The Coalition’s domestic emissions target is “very far away from the Paris Agreement”, Climate Analytics said, adding that its policies will help Australia’s emissions rise.
Pacific Island states
It has also criticised the Coalition for refusing to contribute to the Green Climate Fund to help developing countries and for cutting foreign aid.
The Coalition’s hostile approach towards Australia’s poorest neighbours has its origins in the attitude taken by the Howard government. Cabinet papers from 1996 show Howard would not countenance the call by small island states for a 20% reduction in CO2 emissions from 1990 levels by 2005.
Back then, environment minister Robert Hill told cabinet Australia’s emissions from the energy sector — half of its national emissions — were projected to be 40–50% above 1990 levels by 2010.
The Pacific needs Australia to adopt a more ambitious plan. For them, limiting global warming to 1.5°C above pre-industrial temperatures is a matter of life or death. Climate change — not war — is the most pressing issue for Pacific Island nations, leaders say.
Climate Analytics has described Labor’s target of 45% below 2005 levels by 2030 as being “just within the Paris Agreement”. But Labor cannot claim to be seriously committed to reducing emissions when it refuses to rule out new coal, and is promoting $1.5 billion in gas infrastructure in Queensland and the Northern Territory.
According to the Australia Institute (AI), extracting gas from the NT could contribute about 4.5% to Australia’s greenhouse gas emissions. AI said Australia's greenhouse gas emissions rose 0.9% in the year to September 2018, fuelled largely by a 19.7% increase in Liquid Natural Gas exports.
Without an effective national policy to drive down GHG and improve energy efficiency, Climate Analytics says Australia remains on track to increase its overall GHG emissions by 8.6% above 2005 levels by 2030.
This is not what a majority wants, as the latest polling data from Vote Compass reveals.
It found that of 513,335 respondents, more than 80%, want more action on climate change. This figure has risen by 20 percentage points since 2013, the poll said. Further, it found that support for more action was equal between Labor and Greens voters and that nearly 60% of Coalition voters also agreed.
Rosemary Lyster, co-director of the Australian Centre for Climate and Environmental Law at the University of Sydney, said more people are becoming sceptical of the major parties’ promises. They are also becoming aware that the Paris targets are only a modest contribution to solving the problem.
The poll also confirmed what we already know: more young people want climate action: among 18–34 year olds, 89% said more action is needed compared to 77% for those aged over 55. It would have been interesting to see the results from younger people aged, say, between 15–18 years old.
The survey also found that 86% wanted more of Australia’s energy to come from renewable energy sources; 68% agreed with putting a price on carbon emissions (which could either mean a pollution tax or tradeable permits) and 72% wanted more electric cars. It would have been interesting to see the response to a question about very fast trains and more investment in public transport.

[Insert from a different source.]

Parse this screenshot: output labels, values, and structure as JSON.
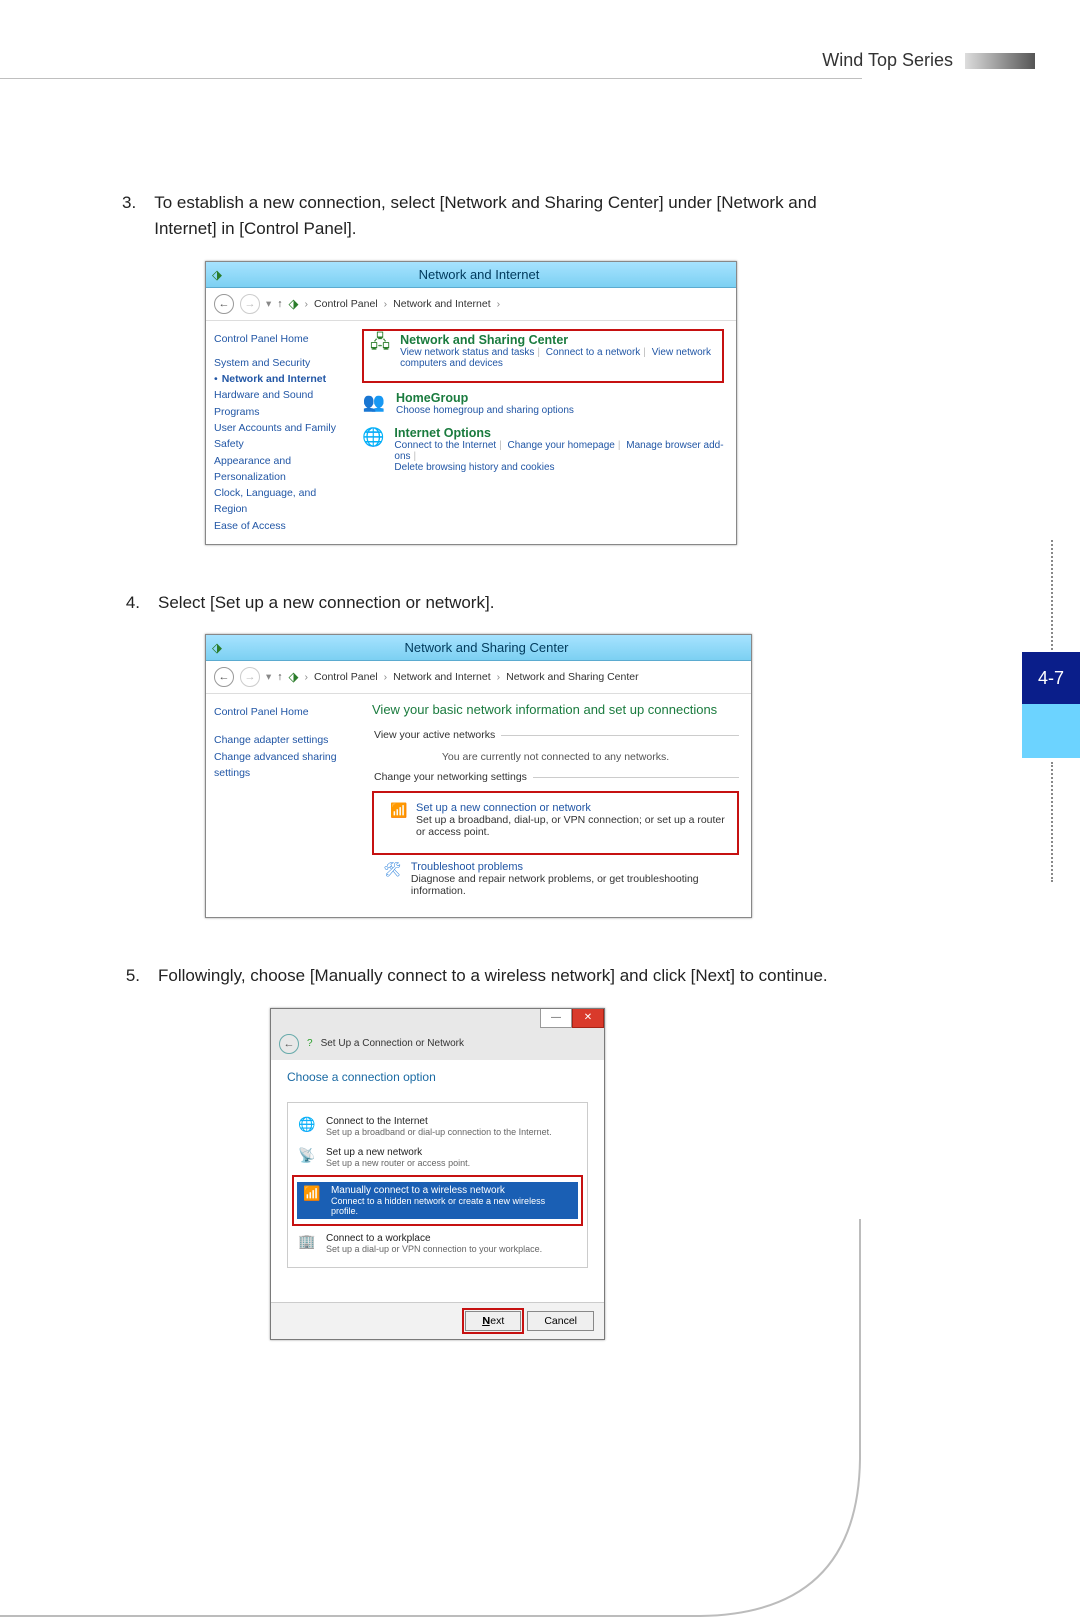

The only conclusion to be drawn from this survey and the powerful high school strikes across Australia in the last 6 months is that the movement for climate action has outstripped what the major parties are offering to do.

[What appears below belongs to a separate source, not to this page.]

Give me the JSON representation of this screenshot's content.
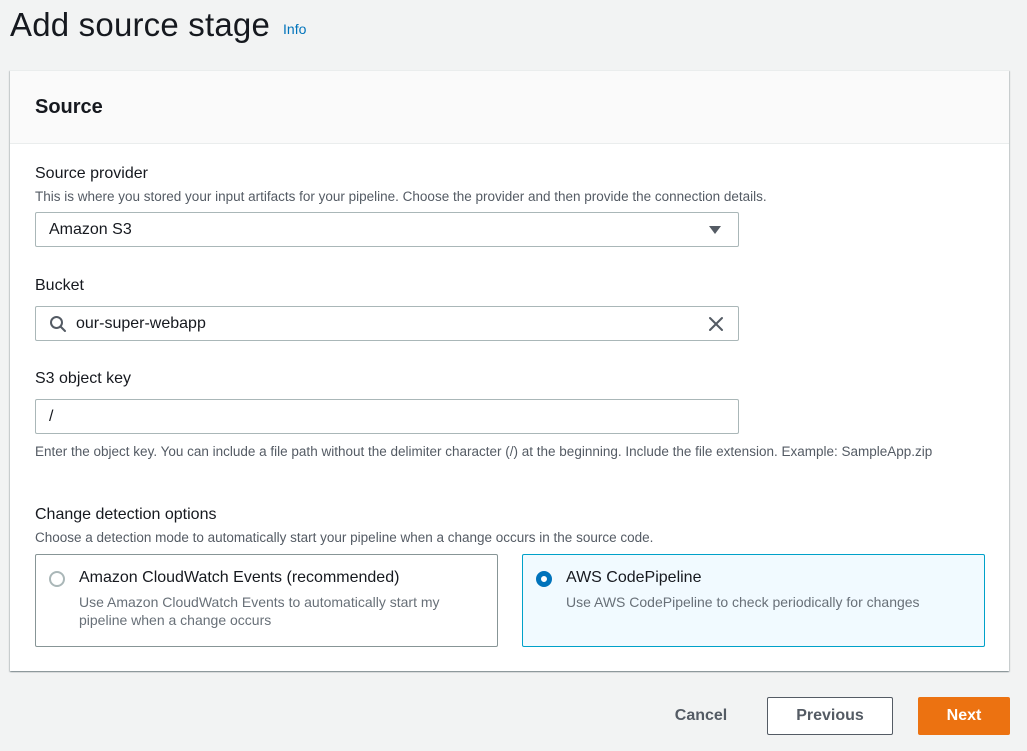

As Australia’s former Chief Scientist Professor Penny Sackett said on May 16: “the time is now”. The next government must take “immediate and drastic action” as “Australians have paid dearly for the chain dragging of previous governments on climate action”.
The only solution is to keep up the pressure for change. Regardless of which major party takes government after this climate election, they have no mandate for not taking real action on climate change.